▶ **What to do**: Report each line of the entries below that includes "screenshot".
(Input material Opens)
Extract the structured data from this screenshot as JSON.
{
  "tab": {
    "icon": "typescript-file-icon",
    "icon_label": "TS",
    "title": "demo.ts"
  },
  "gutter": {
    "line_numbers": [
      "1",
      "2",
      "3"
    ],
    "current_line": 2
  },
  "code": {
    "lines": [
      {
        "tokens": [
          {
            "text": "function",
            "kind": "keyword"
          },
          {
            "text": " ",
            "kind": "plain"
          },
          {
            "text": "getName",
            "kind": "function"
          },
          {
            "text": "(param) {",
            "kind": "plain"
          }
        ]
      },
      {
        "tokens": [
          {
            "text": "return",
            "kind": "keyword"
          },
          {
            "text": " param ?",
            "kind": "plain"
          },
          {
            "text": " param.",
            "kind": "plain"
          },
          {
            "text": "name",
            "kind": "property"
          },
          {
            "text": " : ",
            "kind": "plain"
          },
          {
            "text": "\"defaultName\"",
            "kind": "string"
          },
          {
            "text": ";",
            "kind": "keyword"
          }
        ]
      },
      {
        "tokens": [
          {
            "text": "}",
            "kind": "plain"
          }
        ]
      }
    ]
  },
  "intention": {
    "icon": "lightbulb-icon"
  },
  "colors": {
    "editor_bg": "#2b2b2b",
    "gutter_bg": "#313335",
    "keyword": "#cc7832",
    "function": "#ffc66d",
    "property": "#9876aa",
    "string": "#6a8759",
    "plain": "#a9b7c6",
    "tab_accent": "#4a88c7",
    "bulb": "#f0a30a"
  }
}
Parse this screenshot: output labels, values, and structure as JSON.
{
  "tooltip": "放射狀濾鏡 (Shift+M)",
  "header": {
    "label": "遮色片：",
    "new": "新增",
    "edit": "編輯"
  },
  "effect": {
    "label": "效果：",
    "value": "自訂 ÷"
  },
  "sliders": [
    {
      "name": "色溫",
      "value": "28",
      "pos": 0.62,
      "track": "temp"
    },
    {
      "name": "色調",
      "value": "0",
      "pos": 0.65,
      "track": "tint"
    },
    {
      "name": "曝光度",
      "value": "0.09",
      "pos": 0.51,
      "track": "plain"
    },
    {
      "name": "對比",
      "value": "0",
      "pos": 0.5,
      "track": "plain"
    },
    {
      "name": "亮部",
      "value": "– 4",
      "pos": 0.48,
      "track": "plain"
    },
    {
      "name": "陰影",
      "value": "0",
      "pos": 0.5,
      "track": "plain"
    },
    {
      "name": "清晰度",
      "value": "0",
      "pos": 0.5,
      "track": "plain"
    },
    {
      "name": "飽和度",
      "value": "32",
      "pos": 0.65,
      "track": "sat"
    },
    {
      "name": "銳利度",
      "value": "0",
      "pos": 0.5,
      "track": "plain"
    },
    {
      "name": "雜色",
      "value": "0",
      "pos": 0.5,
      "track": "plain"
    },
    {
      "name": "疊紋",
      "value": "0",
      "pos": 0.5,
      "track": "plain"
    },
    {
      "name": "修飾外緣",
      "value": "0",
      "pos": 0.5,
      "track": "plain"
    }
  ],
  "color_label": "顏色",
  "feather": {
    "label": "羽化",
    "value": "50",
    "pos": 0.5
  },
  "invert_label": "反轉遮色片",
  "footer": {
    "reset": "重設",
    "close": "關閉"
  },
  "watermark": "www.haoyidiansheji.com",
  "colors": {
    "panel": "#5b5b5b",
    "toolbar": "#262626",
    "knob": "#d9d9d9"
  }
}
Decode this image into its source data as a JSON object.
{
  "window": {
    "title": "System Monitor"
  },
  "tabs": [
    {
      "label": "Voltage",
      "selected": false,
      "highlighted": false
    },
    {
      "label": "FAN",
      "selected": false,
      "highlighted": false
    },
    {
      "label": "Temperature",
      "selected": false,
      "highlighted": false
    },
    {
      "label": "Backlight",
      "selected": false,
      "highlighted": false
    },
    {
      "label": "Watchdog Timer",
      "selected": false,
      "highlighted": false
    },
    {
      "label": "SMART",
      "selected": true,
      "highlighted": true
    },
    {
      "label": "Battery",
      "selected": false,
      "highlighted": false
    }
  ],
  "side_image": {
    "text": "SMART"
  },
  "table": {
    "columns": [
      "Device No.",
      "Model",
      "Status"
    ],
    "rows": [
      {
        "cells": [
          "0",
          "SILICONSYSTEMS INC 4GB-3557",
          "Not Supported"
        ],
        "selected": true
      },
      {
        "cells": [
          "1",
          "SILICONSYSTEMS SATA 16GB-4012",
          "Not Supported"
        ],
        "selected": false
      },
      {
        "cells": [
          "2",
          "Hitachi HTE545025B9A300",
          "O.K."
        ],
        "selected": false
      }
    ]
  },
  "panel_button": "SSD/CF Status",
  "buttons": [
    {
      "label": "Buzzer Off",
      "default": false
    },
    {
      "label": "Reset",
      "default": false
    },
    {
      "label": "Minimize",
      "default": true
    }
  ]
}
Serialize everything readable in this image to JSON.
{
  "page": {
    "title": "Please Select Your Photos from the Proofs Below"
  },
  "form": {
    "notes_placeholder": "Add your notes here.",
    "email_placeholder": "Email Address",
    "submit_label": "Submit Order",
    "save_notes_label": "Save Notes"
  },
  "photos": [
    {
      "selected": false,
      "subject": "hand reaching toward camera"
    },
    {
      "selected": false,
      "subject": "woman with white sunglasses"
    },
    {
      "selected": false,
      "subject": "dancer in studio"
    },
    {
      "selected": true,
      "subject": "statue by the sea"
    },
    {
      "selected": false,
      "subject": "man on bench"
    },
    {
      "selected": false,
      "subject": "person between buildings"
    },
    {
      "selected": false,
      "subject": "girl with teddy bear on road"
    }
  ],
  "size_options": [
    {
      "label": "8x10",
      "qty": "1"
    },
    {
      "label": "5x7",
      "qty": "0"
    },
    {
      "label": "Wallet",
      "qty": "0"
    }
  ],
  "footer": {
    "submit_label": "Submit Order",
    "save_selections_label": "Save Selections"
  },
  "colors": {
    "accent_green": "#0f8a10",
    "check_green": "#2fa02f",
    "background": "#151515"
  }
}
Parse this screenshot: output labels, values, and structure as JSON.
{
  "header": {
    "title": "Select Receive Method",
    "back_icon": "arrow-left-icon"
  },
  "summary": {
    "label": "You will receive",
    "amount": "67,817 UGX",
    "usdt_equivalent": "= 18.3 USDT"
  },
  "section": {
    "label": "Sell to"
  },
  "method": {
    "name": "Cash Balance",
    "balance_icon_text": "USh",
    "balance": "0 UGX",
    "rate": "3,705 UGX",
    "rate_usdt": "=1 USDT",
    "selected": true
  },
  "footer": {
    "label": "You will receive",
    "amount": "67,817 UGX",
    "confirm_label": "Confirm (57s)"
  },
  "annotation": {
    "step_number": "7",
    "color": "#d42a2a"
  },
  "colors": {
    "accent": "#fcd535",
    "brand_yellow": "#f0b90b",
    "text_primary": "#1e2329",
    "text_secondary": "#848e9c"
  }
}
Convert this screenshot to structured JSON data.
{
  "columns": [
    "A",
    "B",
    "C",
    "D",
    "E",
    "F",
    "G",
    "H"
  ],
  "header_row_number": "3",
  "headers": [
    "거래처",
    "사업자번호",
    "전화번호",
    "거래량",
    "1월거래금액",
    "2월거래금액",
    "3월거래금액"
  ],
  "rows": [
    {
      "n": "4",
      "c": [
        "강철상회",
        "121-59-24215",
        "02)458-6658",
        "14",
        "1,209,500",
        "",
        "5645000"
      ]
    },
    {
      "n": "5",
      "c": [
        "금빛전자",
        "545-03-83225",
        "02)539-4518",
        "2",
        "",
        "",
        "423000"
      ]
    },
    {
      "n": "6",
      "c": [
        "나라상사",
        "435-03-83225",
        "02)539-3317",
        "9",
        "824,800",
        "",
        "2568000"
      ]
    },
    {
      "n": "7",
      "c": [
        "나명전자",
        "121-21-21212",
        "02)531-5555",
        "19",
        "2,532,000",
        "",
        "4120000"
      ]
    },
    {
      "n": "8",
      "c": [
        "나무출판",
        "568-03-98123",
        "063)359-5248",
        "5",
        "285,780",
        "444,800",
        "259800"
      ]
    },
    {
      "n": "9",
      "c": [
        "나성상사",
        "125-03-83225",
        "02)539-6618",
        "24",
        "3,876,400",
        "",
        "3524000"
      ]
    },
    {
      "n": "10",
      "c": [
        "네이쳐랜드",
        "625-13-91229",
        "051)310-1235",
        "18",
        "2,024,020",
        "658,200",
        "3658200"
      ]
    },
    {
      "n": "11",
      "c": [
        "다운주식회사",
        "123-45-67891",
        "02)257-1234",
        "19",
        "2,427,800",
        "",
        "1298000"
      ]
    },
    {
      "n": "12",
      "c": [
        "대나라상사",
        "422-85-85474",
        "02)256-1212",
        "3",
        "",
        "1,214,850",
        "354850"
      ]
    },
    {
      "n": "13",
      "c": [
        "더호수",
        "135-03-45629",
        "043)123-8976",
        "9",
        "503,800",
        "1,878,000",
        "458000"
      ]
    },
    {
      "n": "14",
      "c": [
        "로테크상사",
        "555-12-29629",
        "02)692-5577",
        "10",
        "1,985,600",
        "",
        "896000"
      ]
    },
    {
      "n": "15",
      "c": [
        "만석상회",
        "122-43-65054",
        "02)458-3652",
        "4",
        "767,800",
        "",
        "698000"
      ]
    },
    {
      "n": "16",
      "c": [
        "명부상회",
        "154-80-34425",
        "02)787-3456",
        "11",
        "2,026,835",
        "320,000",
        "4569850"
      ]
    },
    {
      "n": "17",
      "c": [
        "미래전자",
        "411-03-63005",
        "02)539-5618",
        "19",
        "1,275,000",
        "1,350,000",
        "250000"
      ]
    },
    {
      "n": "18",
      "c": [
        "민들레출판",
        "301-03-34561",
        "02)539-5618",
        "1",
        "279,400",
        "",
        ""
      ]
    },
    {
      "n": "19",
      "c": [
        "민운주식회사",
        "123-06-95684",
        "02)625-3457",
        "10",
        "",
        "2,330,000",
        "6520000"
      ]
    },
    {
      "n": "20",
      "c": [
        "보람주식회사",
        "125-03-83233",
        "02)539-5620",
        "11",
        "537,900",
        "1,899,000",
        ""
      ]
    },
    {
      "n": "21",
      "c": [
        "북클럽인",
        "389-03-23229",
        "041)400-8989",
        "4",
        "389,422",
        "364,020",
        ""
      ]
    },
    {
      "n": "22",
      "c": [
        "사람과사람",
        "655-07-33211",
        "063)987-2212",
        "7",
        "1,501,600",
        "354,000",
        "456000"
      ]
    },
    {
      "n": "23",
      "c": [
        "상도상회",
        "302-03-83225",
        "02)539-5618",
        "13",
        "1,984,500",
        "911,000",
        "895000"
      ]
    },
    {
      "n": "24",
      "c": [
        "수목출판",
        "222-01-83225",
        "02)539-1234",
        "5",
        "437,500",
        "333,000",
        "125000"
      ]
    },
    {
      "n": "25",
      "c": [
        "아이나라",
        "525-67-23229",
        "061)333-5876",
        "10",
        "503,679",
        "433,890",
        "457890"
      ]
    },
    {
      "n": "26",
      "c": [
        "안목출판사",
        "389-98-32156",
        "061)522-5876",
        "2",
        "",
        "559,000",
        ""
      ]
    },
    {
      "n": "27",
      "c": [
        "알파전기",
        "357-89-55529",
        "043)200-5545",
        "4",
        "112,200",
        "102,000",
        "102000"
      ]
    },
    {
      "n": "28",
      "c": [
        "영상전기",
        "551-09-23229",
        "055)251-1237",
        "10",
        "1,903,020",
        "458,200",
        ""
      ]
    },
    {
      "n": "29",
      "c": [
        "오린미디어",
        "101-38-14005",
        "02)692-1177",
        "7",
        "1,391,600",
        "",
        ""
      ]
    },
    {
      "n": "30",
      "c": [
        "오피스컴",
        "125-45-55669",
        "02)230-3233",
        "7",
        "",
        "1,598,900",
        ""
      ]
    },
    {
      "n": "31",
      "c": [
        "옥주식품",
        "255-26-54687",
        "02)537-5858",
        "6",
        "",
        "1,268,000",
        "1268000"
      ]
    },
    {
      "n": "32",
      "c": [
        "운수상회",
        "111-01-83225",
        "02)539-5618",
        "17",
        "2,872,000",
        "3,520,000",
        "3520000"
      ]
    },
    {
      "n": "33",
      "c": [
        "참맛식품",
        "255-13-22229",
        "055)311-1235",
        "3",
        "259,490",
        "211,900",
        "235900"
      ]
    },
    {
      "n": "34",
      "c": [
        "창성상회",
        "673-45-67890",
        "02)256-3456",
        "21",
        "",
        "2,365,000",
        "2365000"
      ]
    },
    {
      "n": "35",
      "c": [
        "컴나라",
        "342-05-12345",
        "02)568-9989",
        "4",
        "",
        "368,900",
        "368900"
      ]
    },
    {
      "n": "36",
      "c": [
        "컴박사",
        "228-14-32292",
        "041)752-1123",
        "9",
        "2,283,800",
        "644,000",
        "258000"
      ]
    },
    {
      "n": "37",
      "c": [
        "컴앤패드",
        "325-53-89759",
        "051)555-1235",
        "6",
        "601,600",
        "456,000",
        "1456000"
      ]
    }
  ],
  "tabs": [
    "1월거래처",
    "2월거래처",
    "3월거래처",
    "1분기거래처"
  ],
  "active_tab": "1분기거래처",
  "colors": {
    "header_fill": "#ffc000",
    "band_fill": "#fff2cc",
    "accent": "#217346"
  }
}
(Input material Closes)
▶ **Solved exercise**:
Extract the structured data from this screenshot as JSON.
Parse this screenshot: output labels, values, and structure as JSON.
Parse this screenshot: output labels, values, and structure as JSON.
Convert this screenshot to structured JSON data.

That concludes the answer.